- [INSTRUCTIONS FOR THE TASK]: Leaving out all images, write out the records that follow exactly.

- [DATA EXTRACTS]:
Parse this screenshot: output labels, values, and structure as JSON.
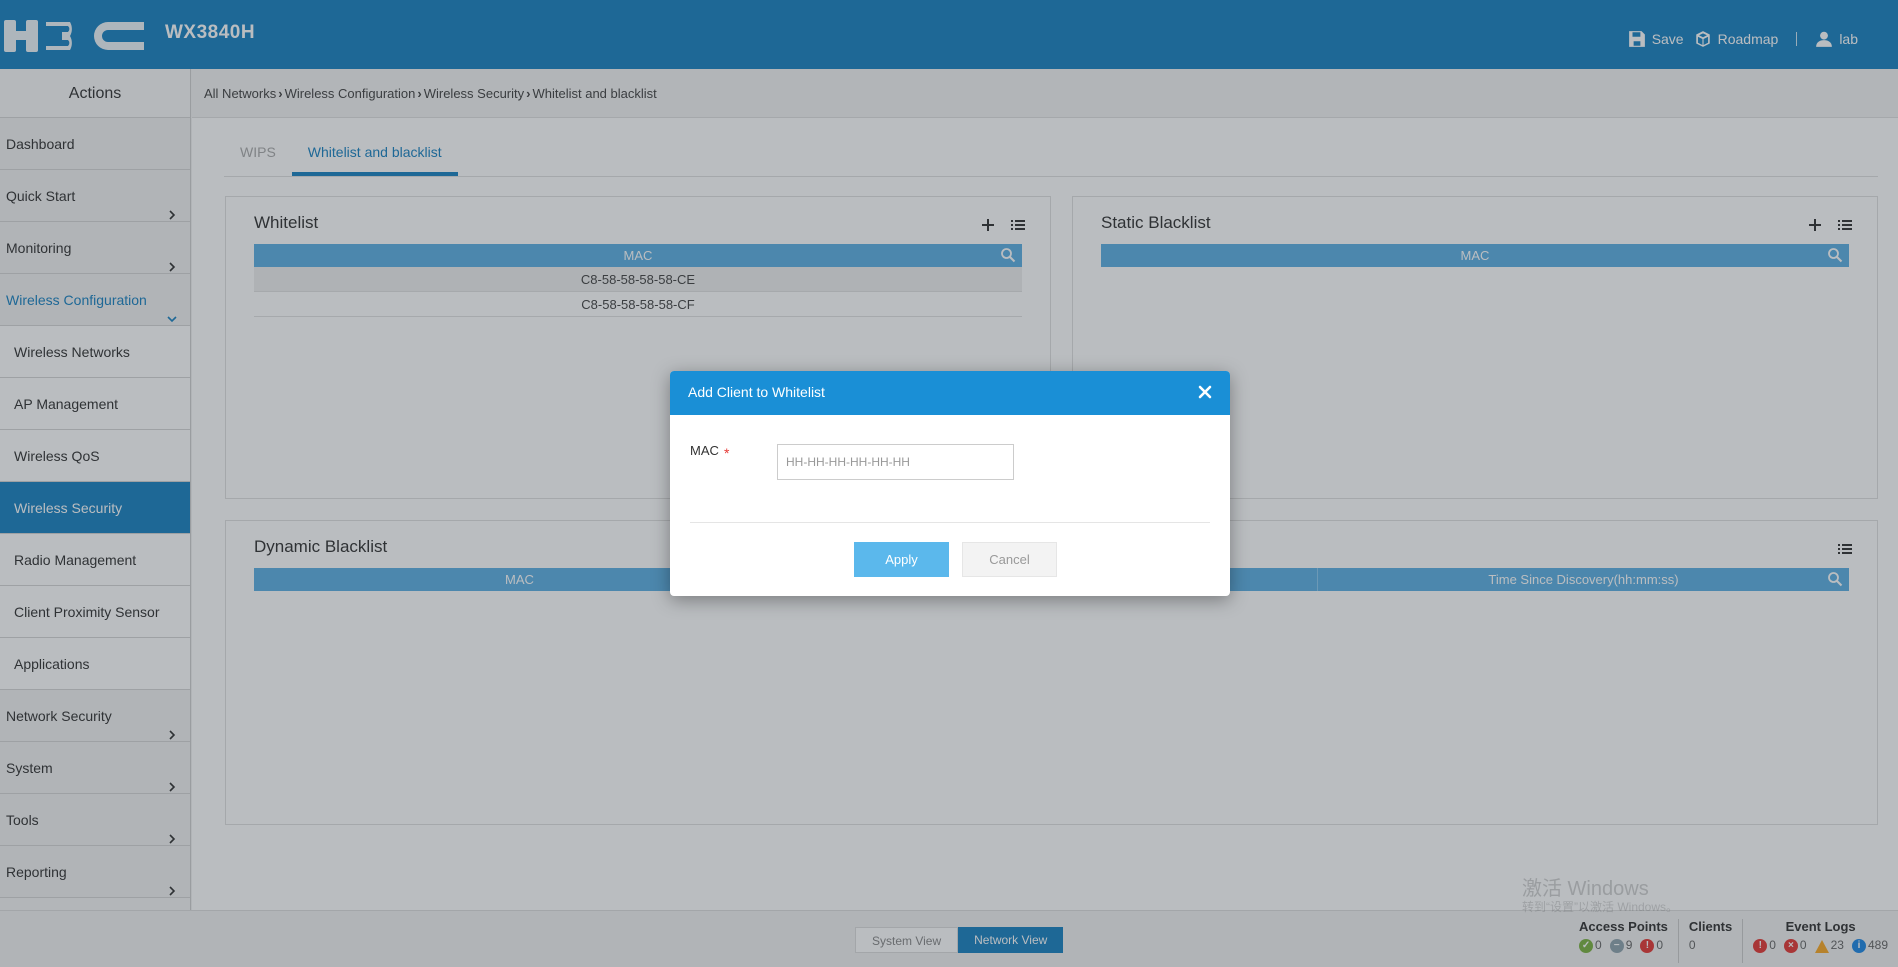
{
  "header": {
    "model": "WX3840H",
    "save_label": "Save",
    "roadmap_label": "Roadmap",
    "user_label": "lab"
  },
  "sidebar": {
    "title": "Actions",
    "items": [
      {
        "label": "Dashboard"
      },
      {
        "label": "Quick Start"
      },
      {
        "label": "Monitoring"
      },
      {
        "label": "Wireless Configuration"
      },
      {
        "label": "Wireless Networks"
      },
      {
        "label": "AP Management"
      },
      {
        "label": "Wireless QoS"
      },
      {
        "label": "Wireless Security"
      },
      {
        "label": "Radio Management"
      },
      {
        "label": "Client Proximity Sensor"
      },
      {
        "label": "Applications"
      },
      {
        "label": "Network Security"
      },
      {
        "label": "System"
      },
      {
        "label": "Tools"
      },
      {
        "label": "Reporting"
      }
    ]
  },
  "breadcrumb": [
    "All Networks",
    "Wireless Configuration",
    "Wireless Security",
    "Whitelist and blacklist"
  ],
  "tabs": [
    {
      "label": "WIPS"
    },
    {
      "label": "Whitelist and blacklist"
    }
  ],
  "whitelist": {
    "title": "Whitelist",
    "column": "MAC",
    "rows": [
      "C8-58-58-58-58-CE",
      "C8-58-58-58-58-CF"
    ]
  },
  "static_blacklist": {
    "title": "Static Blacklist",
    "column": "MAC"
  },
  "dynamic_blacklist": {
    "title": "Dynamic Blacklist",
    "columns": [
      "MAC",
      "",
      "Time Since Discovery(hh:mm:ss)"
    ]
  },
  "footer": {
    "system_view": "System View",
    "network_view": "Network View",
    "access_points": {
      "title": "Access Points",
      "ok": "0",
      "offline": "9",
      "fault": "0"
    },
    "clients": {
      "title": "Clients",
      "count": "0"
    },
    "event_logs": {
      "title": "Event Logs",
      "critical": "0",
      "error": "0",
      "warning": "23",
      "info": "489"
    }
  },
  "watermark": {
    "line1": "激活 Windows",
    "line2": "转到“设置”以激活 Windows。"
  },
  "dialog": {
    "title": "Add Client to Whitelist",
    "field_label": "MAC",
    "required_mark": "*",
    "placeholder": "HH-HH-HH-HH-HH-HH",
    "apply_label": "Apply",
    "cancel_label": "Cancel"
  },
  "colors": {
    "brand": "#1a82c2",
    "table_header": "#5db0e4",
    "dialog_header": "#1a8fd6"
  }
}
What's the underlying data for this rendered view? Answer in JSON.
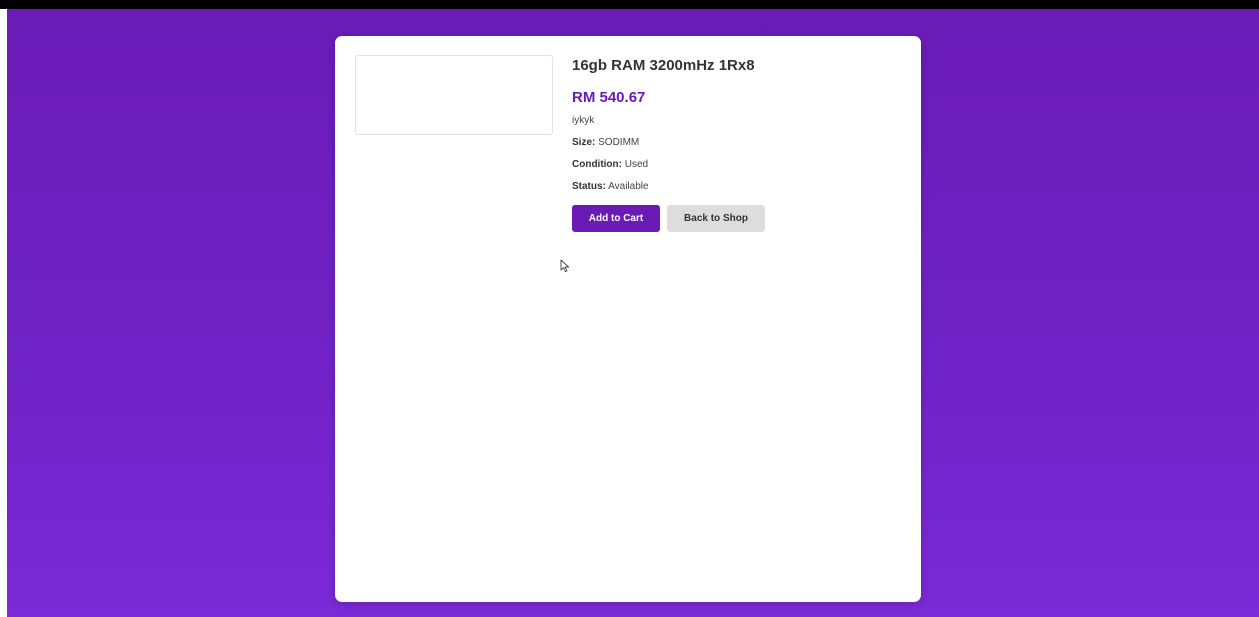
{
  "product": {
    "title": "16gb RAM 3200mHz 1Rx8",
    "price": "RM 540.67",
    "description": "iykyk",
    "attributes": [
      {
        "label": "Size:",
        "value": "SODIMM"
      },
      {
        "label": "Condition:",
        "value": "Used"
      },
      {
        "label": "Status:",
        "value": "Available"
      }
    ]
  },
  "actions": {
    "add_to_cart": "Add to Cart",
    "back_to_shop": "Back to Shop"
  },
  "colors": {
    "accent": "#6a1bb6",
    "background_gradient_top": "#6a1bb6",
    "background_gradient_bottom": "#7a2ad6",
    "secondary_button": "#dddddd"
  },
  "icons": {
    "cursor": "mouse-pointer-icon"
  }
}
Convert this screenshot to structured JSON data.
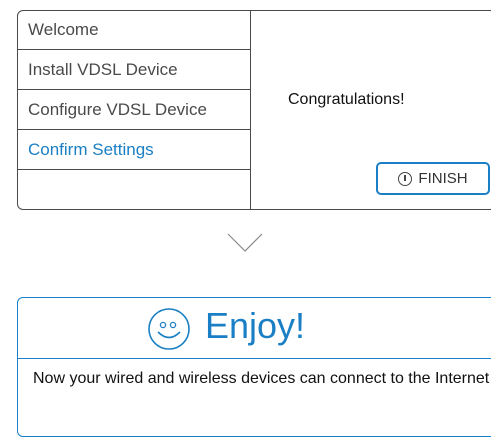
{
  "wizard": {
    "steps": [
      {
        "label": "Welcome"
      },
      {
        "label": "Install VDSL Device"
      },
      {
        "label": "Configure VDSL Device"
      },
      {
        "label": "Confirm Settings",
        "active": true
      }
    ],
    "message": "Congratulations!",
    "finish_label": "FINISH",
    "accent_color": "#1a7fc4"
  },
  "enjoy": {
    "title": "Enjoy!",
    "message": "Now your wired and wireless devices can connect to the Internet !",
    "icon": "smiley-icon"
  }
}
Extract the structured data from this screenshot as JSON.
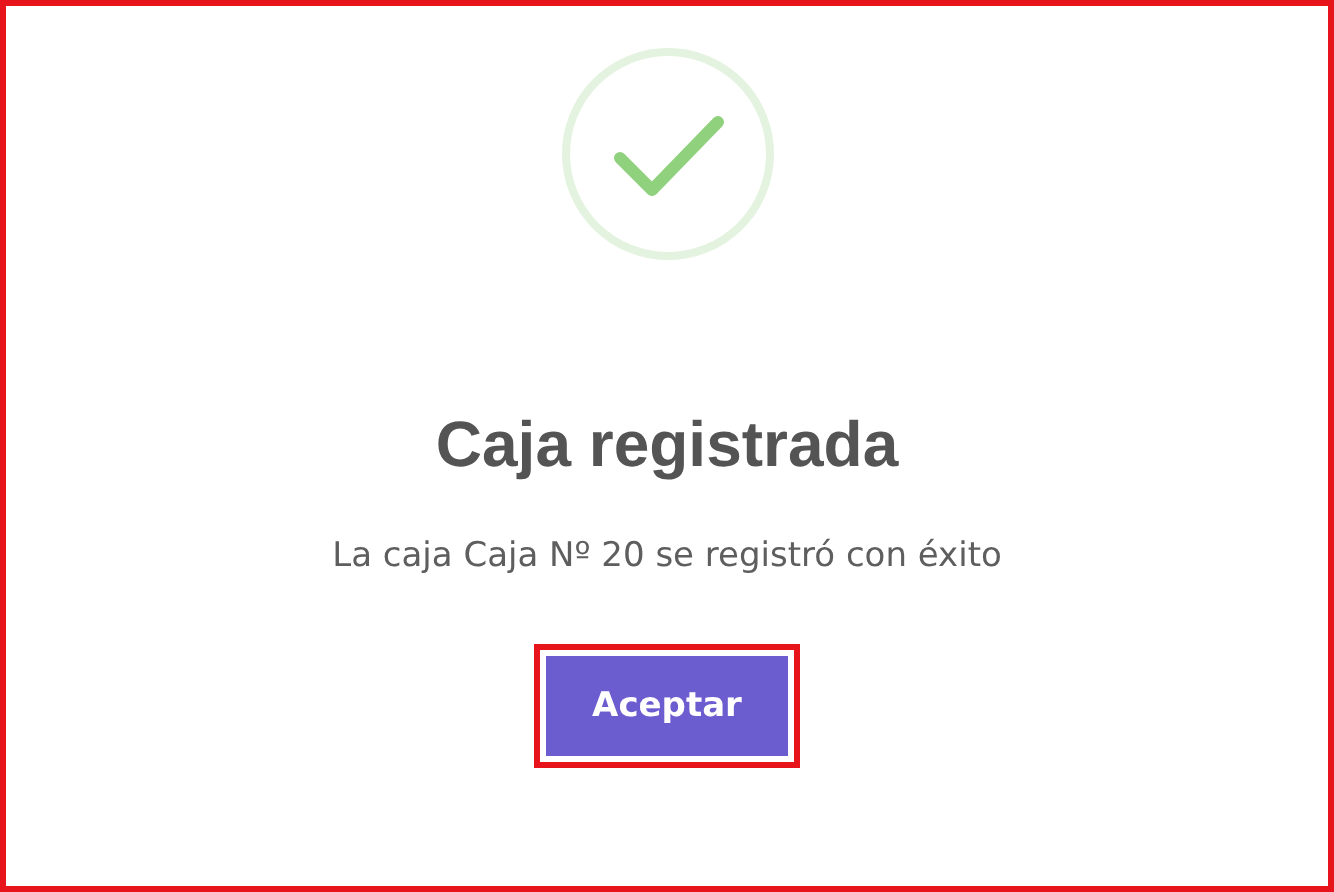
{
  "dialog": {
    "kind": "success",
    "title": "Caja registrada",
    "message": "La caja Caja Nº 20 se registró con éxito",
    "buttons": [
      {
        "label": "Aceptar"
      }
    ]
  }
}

- [EXERCISE ANSWER]:
Parse this screenshot: output labels, values, and structure as JSON.
{
  "header": {
    "model": "WX3840H",
    "save_label": "Save",
    "roadmap_label": "Roadmap",
    "user_label": "lab"
  },
  "sidebar": {
    "title": "Actions",
    "items": [
      {
        "label": "Dashboard"
      },
      {
        "label": "Quick Start"
      },
      {
        "label": "Monitoring"
      },
      {
        "label": "Wireless Configuration"
      },
      {
        "label": "Wireless Networks"
      },
      {
        "label": "AP Management"
      },
      {
        "label": "Wireless QoS"
      },
      {
        "label": "Wireless Security"
      },
      {
        "label": "Radio Management"
      },
      {
        "label": "Client Proximity Sensor"
      },
      {
        "label": "Applications"
      },
      {
        "label": "Network Security"
      },
      {
        "label": "System"
      },
      {
        "label": "Tools"
      },
      {
        "label": "Reporting"
      }
    ]
  },
  "breadcrumb": [
    "All Networks",
    "Wireless Configuration",
    "Wireless Security",
    "Whitelist and blacklist"
  ],
  "tabs": [
    {
      "label": "WIPS"
    },
    {
      "label": "Whitelist and blacklist"
    }
  ],
  "whitelist": {
    "title": "Whitelist",
    "column": "MAC",
    "rows": [
      "C8-58-58-58-58-CE",
      "C8-58-58-58-58-CF"
    ]
  },
  "static_blacklist": {
    "title": "Static Blacklist",
    "column": "MAC"
  },
  "dynamic_blacklist": {
    "title": "Dynamic Blacklist",
    "columns": [
      "MAC",
      "",
      "Time Since Discovery(hh:mm:ss)"
    ]
  },
  "footer": {
    "system_view": "System View",
    "network_view": "Network View",
    "access_points": {
      "title": "Access Points",
      "ok": "0",
      "offline": "9",
      "fault": "0"
    },
    "clients": {
      "title": "Clients",
      "count": "0"
    },
    "event_logs": {
      "title": "Event Logs",
      "critical": "0",
      "error": "0",
      "warning": "23",
      "info": "489"
    }
  },
  "watermark": {
    "line1": "激活 Windows",
    "line2": "转到“设置”以激活 Windows。"
  },
  "dialog": {
    "title": "Add Client to Whitelist",
    "field_label": "MAC",
    "required_mark": "*",
    "placeholder": "HH-HH-HH-HH-HH-HH",
    "apply_label": "Apply",
    "cancel_label": "Cancel"
  },
  "colors": {
    "brand": "#1a82c2",
    "table_header": "#5db0e4",
    "dialog_header": "#1a8fd6"
  }
}
What's the underlying data for this rendered view? Answer in JSON.
{
  "product": {
    "title": "16gb RAM 3200mHz 1Rx8",
    "price": "RM 540.67",
    "description": "iykyk",
    "attributes": [
      {
        "label": "Size:",
        "value": "SODIMM"
      },
      {
        "label": "Condition:",
        "value": "Used"
      },
      {
        "label": "Status:",
        "value": "Available"
      }
    ]
  },
  "actions": {
    "add_to_cart": "Add to Cart",
    "back_to_shop": "Back to Shop"
  },
  "colors": {
    "accent": "#6a1bb6",
    "background_gradient_top": "#6a1bb6",
    "background_gradient_bottom": "#7a2ad6",
    "secondary_button": "#dddddd"
  },
  "icons": {
    "cursor": "mouse-pointer-icon"
  }
}
Convert this screenshot to structured JSON data.
{
  "wizard": {
    "steps": [
      {
        "label": "Welcome"
      },
      {
        "label": "Install VDSL Device"
      },
      {
        "label": "Configure VDSL Device"
      },
      {
        "label": "Confirm Settings",
        "active": true
      }
    ],
    "message": "Congratulations!",
    "finish_label": "FINISH",
    "accent_color": "#1a7fc4"
  },
  "enjoy": {
    "title": "Enjoy!",
    "message": "Now your wired and wireless devices can connect to the Internet !",
    "icon": "smiley-icon"
  }
}
Extract the structured data from this screenshot as JSON.
{
  "dialog": {
    "kind": "success",
    "title": "Caja registrada",
    "message": "La caja Caja Nº 20 se registró con éxito",
    "buttons": [
      {
        "label": "Aceptar"
      }
    ]
  }
}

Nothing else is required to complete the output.